Posted on September 3, 2015 at 1:30 p.m.
by Tatum Roessler.
Uber has made headlines since its debut, some highlighting the controversy of the company and others focusing on the social good the company did. Most recently, the company took on New York City and Mayor Bill de Blasio in a very public PR campaign urging the residents of the five boroughs to fight for Uber.
On July 15, 2015 Uber launched a campaign against the New York City and de Blasio buying TV spots and running the campaign on its app. The campaign was in response to the possibility of de Blasio capping the number of drivers Uber would be allowed to have in New York City. This would put 700 current Uber driver’s jobs at risk as well as limit the growth of drivers per year to 200. Uber is the only car service in New York City that will pick up customers in any of the city’s five boroughs, where as Yellow Cabs only pick up customers in the borough of Manhattan and often refuse fares to far destinations or do not pick up customers if they are from certain neighborhoods. Uber will take customers to and from any borough and pick up in any neighborhood.
The campaign video featured drivers who pleaded with viewers to protest against this potential bill. It highlighted points such as how this was the drivers sole source of income and how Uber changed their life financially, and also how Uber does not discriminate against pick up location or refuse fares based upon destination. It was a moving video and the points made were completely reasonable. As I lived in New York this summer, I relied on Uber for long cab rides to different parts of the city and other boroughs and imagined the difficulty residents of other boroughs face when trying to get transportation to where they need to go.
New York City never officially responded to Uber’s TV and app campaign, and the majority of residents in the city sided with the company. As an uniformed and somewhat resident of the city, it was all news to me when the campaign launched, however after viewing the video and doing my own digging on the matter Uber instantly had my support. Since New York did not launch a counter campaign and the feelings amongst New Yorkers and Uber, it feels that Uber has won the battle for now. The quick turnaround and strategic launch of the campaign is impressive. It truly was a textbook example of good advertising, promotion and strategy at the right time. People who had little knowledge of the debate were quickly up to speed sine the campaign ran repetitively on major TV stations in the city.

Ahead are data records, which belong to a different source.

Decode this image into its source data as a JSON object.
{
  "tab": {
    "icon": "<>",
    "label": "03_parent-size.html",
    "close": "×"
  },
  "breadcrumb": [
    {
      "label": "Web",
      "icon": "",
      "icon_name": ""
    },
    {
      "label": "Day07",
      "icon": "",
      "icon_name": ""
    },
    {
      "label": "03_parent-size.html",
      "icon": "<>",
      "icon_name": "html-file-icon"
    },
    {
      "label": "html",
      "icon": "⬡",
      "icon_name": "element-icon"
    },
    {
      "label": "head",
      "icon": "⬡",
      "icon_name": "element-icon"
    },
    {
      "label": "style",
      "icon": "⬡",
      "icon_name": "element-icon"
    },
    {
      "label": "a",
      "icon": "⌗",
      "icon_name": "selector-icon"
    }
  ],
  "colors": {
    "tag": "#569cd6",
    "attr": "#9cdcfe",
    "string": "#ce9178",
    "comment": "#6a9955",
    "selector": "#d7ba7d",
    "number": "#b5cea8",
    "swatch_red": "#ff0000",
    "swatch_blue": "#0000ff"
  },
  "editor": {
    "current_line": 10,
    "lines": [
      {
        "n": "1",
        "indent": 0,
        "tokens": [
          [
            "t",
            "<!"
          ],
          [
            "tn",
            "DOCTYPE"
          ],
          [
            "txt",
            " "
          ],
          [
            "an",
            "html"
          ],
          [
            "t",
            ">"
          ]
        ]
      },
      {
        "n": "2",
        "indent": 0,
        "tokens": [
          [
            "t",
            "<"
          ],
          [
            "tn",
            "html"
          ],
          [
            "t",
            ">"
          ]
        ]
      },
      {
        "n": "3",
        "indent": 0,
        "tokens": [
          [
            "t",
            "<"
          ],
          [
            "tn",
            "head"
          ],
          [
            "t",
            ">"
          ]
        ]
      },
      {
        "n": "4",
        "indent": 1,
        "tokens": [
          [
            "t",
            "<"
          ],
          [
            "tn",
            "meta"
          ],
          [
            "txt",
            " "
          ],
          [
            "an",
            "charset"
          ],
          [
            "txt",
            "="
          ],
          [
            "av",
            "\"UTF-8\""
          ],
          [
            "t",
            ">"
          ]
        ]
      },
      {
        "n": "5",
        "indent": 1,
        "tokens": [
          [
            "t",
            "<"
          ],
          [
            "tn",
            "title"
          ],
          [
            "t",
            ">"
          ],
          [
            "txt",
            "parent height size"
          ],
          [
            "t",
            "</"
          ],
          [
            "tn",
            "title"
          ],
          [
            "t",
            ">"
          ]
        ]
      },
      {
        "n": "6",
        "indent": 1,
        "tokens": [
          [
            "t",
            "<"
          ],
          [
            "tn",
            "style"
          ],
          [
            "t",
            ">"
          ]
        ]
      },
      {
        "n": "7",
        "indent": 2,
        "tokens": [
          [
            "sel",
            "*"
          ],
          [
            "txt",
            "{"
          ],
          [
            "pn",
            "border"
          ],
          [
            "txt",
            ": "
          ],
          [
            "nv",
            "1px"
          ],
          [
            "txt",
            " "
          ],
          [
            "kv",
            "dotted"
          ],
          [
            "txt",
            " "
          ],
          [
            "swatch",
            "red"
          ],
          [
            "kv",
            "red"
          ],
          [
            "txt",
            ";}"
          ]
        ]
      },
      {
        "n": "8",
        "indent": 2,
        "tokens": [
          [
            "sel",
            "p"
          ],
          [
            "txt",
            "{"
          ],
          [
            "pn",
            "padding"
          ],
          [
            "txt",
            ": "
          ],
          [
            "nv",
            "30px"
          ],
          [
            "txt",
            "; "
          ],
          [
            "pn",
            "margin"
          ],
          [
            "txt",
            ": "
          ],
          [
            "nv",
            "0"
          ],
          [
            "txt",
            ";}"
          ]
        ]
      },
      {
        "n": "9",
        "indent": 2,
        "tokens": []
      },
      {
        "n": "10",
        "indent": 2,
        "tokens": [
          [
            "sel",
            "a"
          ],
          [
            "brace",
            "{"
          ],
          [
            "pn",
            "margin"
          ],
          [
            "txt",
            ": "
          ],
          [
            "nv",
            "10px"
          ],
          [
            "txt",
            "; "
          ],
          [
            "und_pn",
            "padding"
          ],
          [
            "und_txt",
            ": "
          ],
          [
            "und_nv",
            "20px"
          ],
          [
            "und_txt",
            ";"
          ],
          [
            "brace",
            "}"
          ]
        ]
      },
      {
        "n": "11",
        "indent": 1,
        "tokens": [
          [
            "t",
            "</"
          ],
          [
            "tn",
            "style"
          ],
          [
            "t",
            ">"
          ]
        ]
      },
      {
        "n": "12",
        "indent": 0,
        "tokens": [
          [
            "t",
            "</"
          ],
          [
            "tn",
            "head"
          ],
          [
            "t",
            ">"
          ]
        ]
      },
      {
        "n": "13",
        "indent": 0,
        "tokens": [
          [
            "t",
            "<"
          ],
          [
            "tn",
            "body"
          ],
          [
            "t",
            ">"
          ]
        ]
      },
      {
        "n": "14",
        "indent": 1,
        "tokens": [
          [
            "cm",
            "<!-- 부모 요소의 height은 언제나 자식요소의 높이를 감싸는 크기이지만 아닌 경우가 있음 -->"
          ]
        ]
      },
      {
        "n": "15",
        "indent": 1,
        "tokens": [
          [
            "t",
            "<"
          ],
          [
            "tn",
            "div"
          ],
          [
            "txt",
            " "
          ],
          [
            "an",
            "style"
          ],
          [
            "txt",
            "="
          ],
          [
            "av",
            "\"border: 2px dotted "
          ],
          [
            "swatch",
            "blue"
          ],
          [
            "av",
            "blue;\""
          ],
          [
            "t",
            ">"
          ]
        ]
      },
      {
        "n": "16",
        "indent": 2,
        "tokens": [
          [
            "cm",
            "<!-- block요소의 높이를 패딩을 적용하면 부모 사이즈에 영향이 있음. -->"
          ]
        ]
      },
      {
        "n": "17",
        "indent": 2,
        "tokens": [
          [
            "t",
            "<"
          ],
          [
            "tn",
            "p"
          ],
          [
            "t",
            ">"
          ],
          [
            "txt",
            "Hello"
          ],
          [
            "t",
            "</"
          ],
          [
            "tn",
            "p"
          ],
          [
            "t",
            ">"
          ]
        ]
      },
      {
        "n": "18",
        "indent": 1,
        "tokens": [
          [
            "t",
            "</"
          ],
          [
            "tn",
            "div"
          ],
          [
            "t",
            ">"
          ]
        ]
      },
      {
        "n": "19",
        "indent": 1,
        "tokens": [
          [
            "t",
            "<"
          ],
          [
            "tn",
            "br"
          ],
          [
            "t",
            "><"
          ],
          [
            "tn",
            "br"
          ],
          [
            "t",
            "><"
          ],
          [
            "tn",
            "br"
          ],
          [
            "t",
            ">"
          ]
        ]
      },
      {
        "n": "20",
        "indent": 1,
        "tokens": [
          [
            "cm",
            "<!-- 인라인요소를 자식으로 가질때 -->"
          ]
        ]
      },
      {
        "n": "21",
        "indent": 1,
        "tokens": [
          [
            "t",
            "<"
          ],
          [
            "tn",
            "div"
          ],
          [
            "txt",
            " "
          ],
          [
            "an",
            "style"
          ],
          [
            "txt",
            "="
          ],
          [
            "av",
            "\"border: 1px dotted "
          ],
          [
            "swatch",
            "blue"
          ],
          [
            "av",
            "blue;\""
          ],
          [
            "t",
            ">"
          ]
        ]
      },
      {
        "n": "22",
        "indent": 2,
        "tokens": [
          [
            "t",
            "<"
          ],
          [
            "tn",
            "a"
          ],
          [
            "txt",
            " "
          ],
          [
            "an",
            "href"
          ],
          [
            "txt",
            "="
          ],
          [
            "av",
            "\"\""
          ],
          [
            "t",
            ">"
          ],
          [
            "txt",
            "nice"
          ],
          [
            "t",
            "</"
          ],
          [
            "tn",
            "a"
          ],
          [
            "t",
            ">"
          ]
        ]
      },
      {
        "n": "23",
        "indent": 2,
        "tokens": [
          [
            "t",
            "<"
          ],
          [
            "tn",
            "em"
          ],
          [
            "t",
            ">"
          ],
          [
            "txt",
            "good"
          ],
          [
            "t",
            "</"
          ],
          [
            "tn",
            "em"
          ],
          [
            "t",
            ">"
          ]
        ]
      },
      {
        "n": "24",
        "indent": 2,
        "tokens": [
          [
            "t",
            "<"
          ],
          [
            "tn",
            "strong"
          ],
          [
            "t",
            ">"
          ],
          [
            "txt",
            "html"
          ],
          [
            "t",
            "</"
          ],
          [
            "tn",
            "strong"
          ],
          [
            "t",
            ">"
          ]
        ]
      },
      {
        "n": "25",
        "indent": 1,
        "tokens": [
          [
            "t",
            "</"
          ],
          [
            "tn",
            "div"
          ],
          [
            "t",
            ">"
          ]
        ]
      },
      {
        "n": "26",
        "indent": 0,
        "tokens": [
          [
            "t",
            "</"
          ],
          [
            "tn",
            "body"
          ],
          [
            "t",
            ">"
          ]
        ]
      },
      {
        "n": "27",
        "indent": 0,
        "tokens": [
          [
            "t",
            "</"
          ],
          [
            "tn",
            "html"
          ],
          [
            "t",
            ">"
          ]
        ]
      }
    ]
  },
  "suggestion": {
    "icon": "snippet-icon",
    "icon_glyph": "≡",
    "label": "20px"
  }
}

Uber’s campaign demonstrates the power public relations has and the importance of building a relationship with your audience. The company worked tirelessly in New York to build trust and gain business where their customer base has an array of choices for transportation. Strategic planning and the power of words clearly aided Uber in shutting down de Blasio and the deal that could have severely impacted its service in New York City.